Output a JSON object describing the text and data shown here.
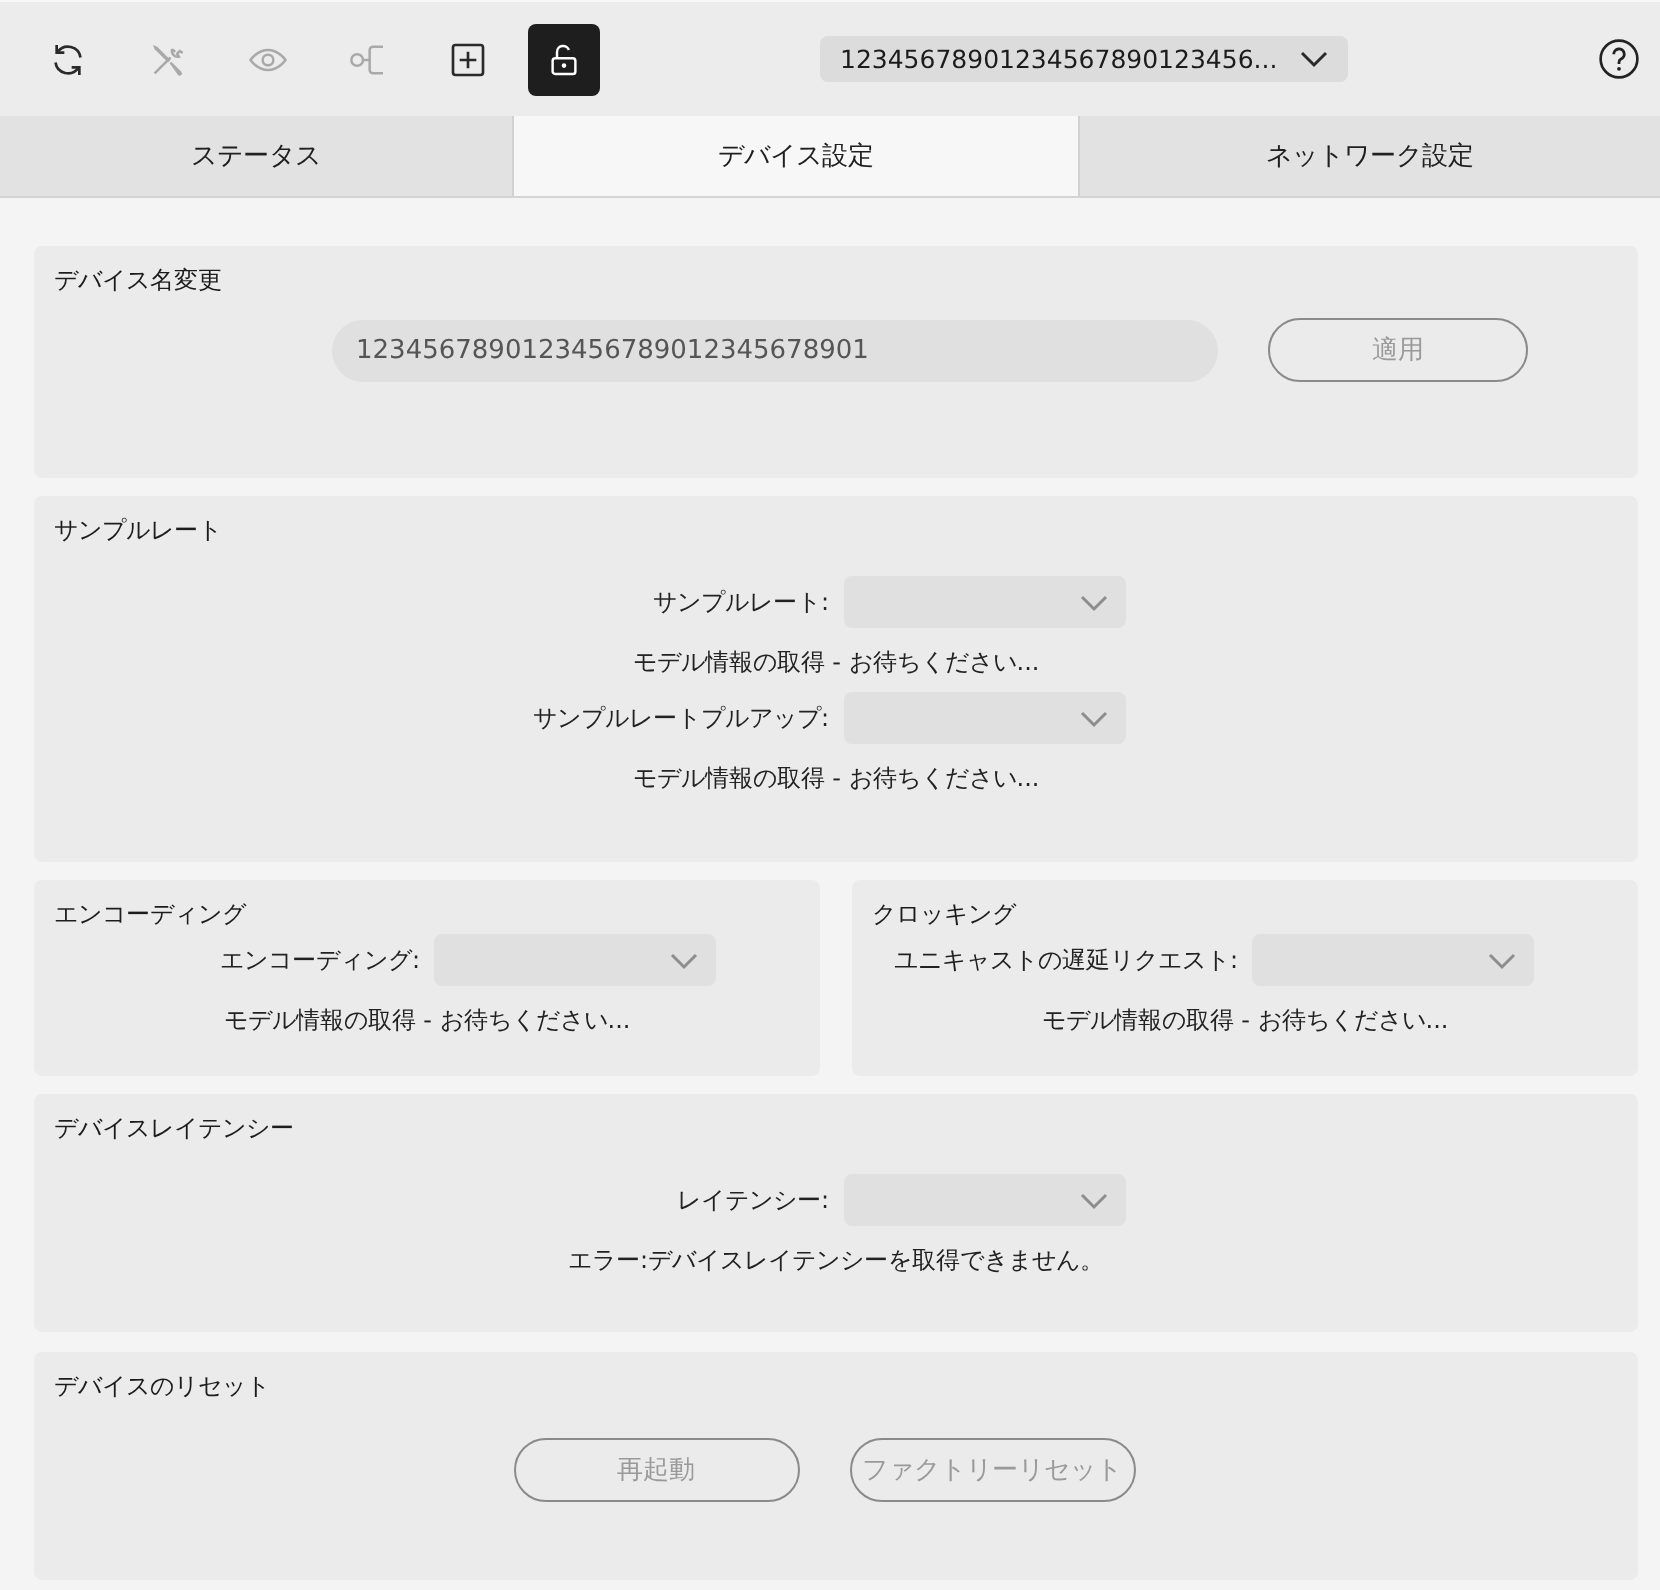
{
  "toolbar": {
    "buttons": [
      {
        "kind": "refresh",
        "disabled": false
      },
      {
        "kind": "tools",
        "disabled": true
      },
      {
        "kind": "eye",
        "disabled": true
      },
      {
        "kind": "branch",
        "disabled": true
      },
      {
        "kind": "add",
        "disabled": false
      }
    ],
    "lock": {
      "on": true
    },
    "device_select": {
      "value": "12345678901234567890123456..."
    }
  },
  "tabs": [
    {
      "label": "ステータス",
      "selected": false
    },
    {
      "label": "デバイス設定",
      "selected": true
    },
    {
      "label": "ネットワーク設定",
      "selected": false
    }
  ],
  "device_name": {
    "title": "デバイス名変更",
    "field": {
      "value": "1234567890123456789012345678901"
    },
    "apply_button": {
      "label": "適用",
      "disabled": true
    }
  },
  "sample_rate": {
    "title": "サンプルレート",
    "rows": [
      {
        "kind": "select",
        "label": "サンプルレート:",
        "disabled": true
      },
      {
        "kind": "status",
        "text": "モデル情報の取得 - お待ちください..."
      },
      {
        "kind": "select",
        "label": "サンプルレートプルアップ:",
        "disabled": true
      },
      {
        "kind": "status",
        "text": "モデル情報の取得 - お待ちください..."
      }
    ]
  },
  "encoding": {
    "title": "エンコーディング",
    "rows": [
      {
        "kind": "select",
        "label": "エンコーディング:",
        "disabled": true
      },
      {
        "kind": "status",
        "text": "モデル情報の取得 - お待ちください..."
      }
    ]
  },
  "clocking": {
    "title": "クロッキング",
    "rows": [
      {
        "kind": "select",
        "label": "ユニキャストの遅延リクエスト:",
        "disabled": true
      },
      {
        "kind": "status",
        "text": "モデル情報の取得 - お待ちください..."
      }
    ]
  },
  "device_latency": {
    "title": "デバイスレイテンシー",
    "rows": [
      {
        "kind": "select",
        "label": "レイテンシー:",
        "disabled": true
      },
      {
        "kind": "status",
        "text": "エラー:デバイスレイテンシーを取得できません。"
      }
    ]
  },
  "device_reset": {
    "title": "デバイスのリセット",
    "buttons": [
      {
        "label": "再起動",
        "disabled": true
      },
      {
        "label": "ファクトリーリセット",
        "disabled": true
      }
    ]
  }
}
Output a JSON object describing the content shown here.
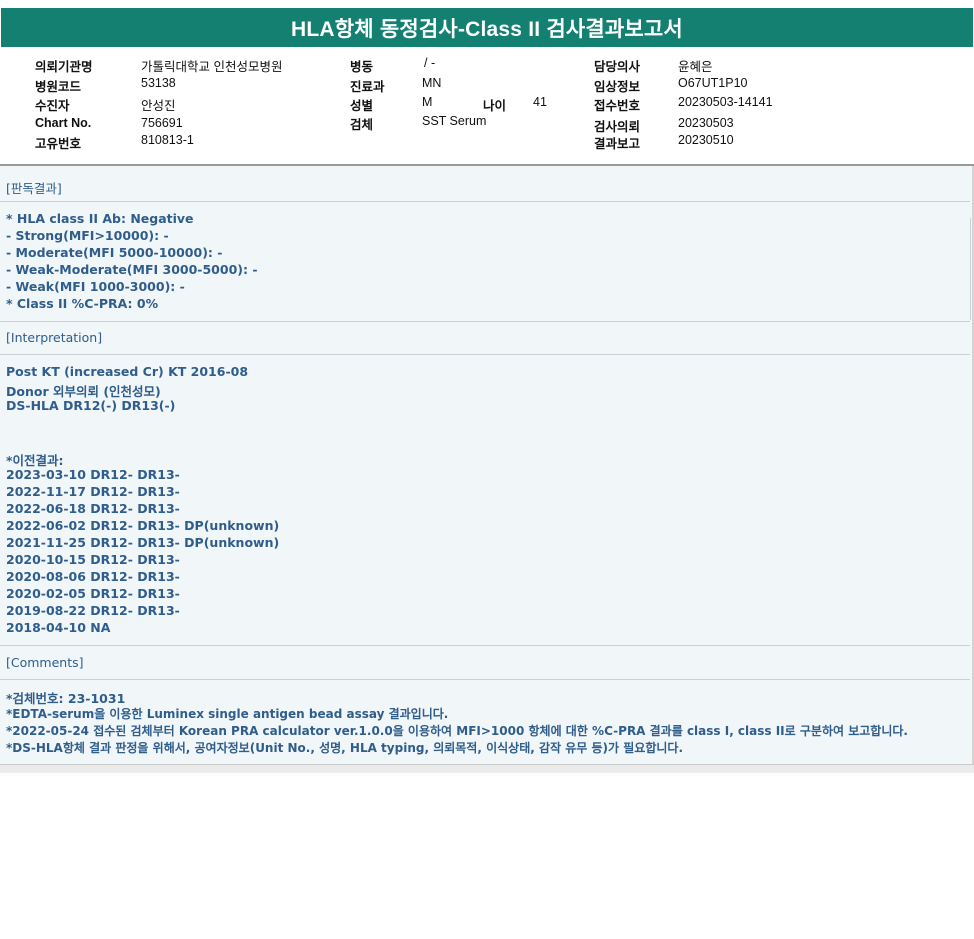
{
  "header": {
    "title": "HLA항체 동정검사-Class II 검사결과보고서"
  },
  "info": {
    "institution_label": "의뢰기관명",
    "institution_value": "가톨릭대학교 인천성모병원",
    "hospital_code_label": "병원코드",
    "hospital_code_value": "53138",
    "recipient_label": "수진자",
    "recipient_value": "안성진",
    "chart_label": "Chart No.",
    "chart_value": "756691",
    "unique_label": "고유번호",
    "unique_value": "810813-1",
    "ward_label": "병동",
    "ward_value": "/ -",
    "dept_label": "진료과",
    "dept_value": "MN",
    "sex_label": "성별",
    "sex_value": "M",
    "age_label": "나이",
    "age_value": "41",
    "specimen_label": "검체",
    "specimen_value": "SST Serum",
    "doctor_label": "담당의사",
    "doctor_value": "윤혜은",
    "clinical_label": "임상정보",
    "clinical_value": "O67UT1P10",
    "receipt_label": "접수번호",
    "receipt_value": "20230503-14141",
    "request_label": "검사의뢰",
    "request_value": "20230503",
    "report_label": "결과보고",
    "report_value": "20230510"
  },
  "results": {
    "section_title": "[판독결과]",
    "lines": [
      "* HLA class II Ab: Negative",
      "- Strong(MFI>10000): -",
      "- Moderate(MFI 5000-10000): -",
      "- Weak-Moderate(MFI 3000-5000): -",
      "- Weak(MFI 1000-3000): -",
      "* Class II %C-PRA: 0%"
    ]
  },
  "interpretation": {
    "section_title": "[Interpretation]",
    "lines": [
      "Post KT (increased Cr) KT 2016-08",
      "Donor 외부의뢰 (인천성모)",
      "DS-HLA DR12(-) DR13(-)"
    ],
    "previous_title": "*이전결과:",
    "previous": [
      "2023-03-10 DR12- DR13-",
      "2022-11-17 DR12- DR13-",
      "2022-06-18 DR12- DR13-",
      "2022-06-02 DR12- DR13- DP(unknown)",
      "2021-11-25 DR12- DR13- DP(unknown)",
      "2020-10-15 DR12- DR13-",
      "2020-08-06 DR12- DR13-",
      "2020-02-05 DR12- DR13-",
      "2019-08-22 DR12- DR13-",
      "2018-04-10 NA"
    ]
  },
  "comments": {
    "section_title": "[Comments]",
    "lines": [
      "*검체번호: 23-1031",
      "*EDTA-serum을 이용한 Luminex single antigen bead assay 결과입니다.",
      "*2022-05-24 접수된 검체부터 Korean PRA calculator ver.1.0.0을 이용하여 MFI>1000 항체에 대한 %C-PRA 결과를 class I, class II로 구분하여 보고합니다.",
      "*DS-HLA항체 결과 판정을 위해서, 공여자정보(Unit No., 성명, HLA typing, 의뢰목적, 이식상태, 감작 유무 등)가 필요합니다."
    ]
  }
}
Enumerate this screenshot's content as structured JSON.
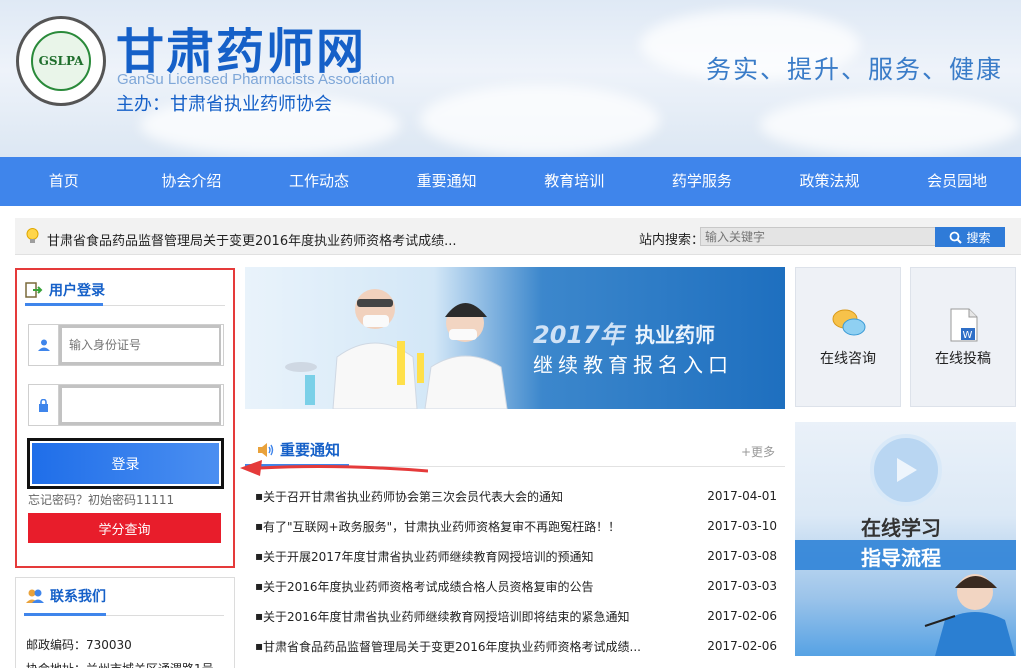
{
  "header": {
    "logo_abbr": "GSLPA",
    "title": "甘肃药师网",
    "subtitle": "GanSu Licensed Pharmacists Association",
    "host": "主办：甘肃省执业药师协会",
    "slogan": "务实、提升、服务、健康"
  },
  "nav": [
    {
      "label": "首页"
    },
    {
      "label": "协会介绍"
    },
    {
      "label": "工作动态"
    },
    {
      "label": "重要通知"
    },
    {
      "label": "教育培训"
    },
    {
      "label": "药学服务"
    },
    {
      "label": "政策法规"
    },
    {
      "label": "会员园地"
    }
  ],
  "notice": {
    "text": "甘肃省食品药品监督管理局关于变更2016年度执业药师资格考试成绩...",
    "search_label": "站内搜索：",
    "search_placeholder": "输入关键字",
    "search_button": "搜索"
  },
  "login": {
    "title": "用户登录",
    "id_placeholder": "输入身份证号",
    "password_placeholder": "",
    "button": "登录",
    "forgot": "忘记密码？初始密码11111",
    "credit_button": "学分查询"
  },
  "contact": {
    "title": "联系我们",
    "postcode": "邮政编码：730030",
    "address": "协会地址：兰州市城关区通渭路1号"
  },
  "banner": {
    "year": "2017年",
    "tag": "执业药师",
    "caption": "继续教育报名入口"
  },
  "tiles": [
    {
      "label": "在线咨询",
      "icon": "chat-bubbles-icon"
    },
    {
      "label": "在线投稿",
      "icon": "document-icon"
    }
  ],
  "study": {
    "line1": "在线学习",
    "line2": "指导流程"
  },
  "news": {
    "title": "重要通知",
    "more": "+更多",
    "items": [
      {
        "title": "关于召开甘肃省执业药师协会第三次会员代表大会的通知",
        "date": "2017-04-01"
      },
      {
        "title": "有了\"互联网+政务服务\"，甘肃执业药师资格复审不再跑冤枉路！！",
        "date": "2017-03-10"
      },
      {
        "title": "关于开展2017年度甘肃省执业药师继续教育网授培训的预通知",
        "date": "2017-03-08"
      },
      {
        "title": "关于2016年度执业药师资格考试成绩合格人员资格复审的公告",
        "date": "2017-03-03"
      },
      {
        "title": "关于2016年度甘肃省执业药师继续教育网授培训即将结束的紧急通知",
        "date": "2017-02-06"
      },
      {
        "title": "甘肃省食品药品监督管理局关于变更2016年度执业药师资格考试成绩...",
        "date": "2017-02-06"
      }
    ]
  },
  "colors": {
    "brand_blue": "#1560c8",
    "nav_blue": "#3f85eb",
    "highlight_red": "#e53a3a",
    "credit_red": "#e81d2b"
  }
}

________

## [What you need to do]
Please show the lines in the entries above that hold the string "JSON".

## [Exercise response]
Output a JSON object describing the text and data shown here.
Output a JSON object describing the content shown here.
Enumerate this screenshot's content as structured JSON.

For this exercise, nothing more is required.